**How to complete this task**:
Count every line in the following entries where the word "title" appears. Give the count alone.

START Record excerpts

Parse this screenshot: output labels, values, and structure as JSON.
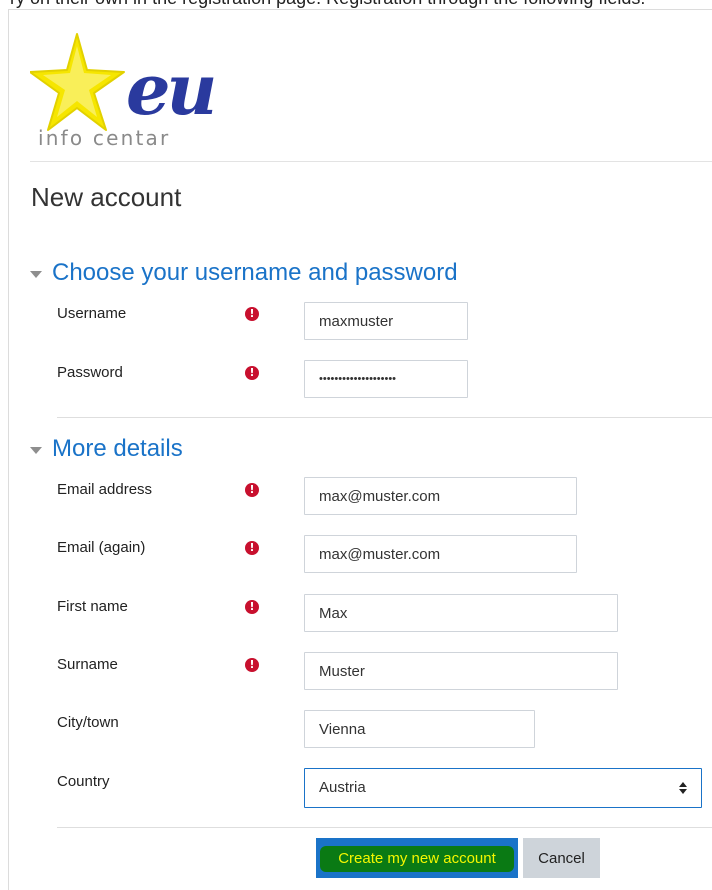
{
  "caption": "ry on their own in the registration page. Registration through the following fields:",
  "logo": {
    "text": "info centar",
    "colors": {
      "star": "#f6e600",
      "star_outline": "#e2d100",
      "letters": "#2a3a9e"
    }
  },
  "page": {
    "title": "New account"
  },
  "sections": {
    "credentials": {
      "title": "Choose your username and password"
    },
    "details": {
      "title": "More details"
    }
  },
  "fields": {
    "username": {
      "label": "Username",
      "value": "maxmuster",
      "required": true
    },
    "password": {
      "label": "Password",
      "value": "••••••••••••••••••••",
      "required": true
    },
    "email": {
      "label": "Email address",
      "value": "max@muster.com",
      "required": true
    },
    "email2": {
      "label": "Email (again)",
      "value": "max@muster.com",
      "required": true
    },
    "firstname": {
      "label": "First name",
      "value": "Max",
      "required": true
    },
    "surname": {
      "label": "Surname",
      "value": "Muster",
      "required": true
    },
    "city": {
      "label": "City/town",
      "value": "Vienna",
      "required": false
    },
    "country": {
      "label": "Country",
      "value": "Austria",
      "required": false
    }
  },
  "required_icon": "!",
  "buttons": {
    "submit": "Create my new account",
    "cancel": "Cancel"
  },
  "colors": {
    "accent": "#1a73c8",
    "required": "#c8102e",
    "highlight": "#0a7a14",
    "highlight_text": "#f4f700"
  }
}
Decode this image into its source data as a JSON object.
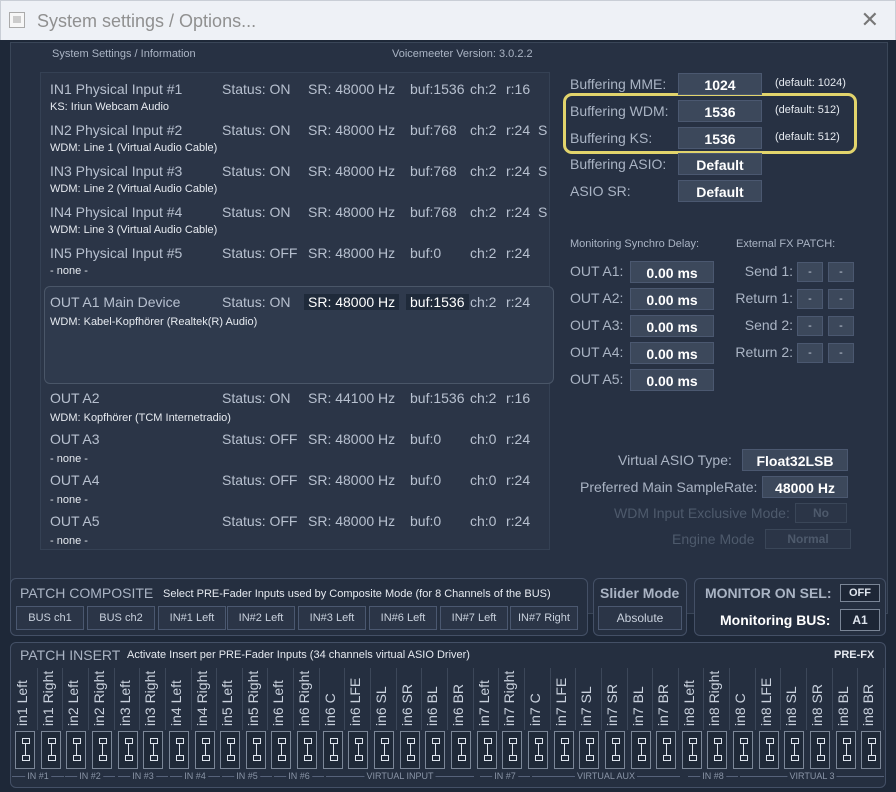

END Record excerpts

**Task solution**:
3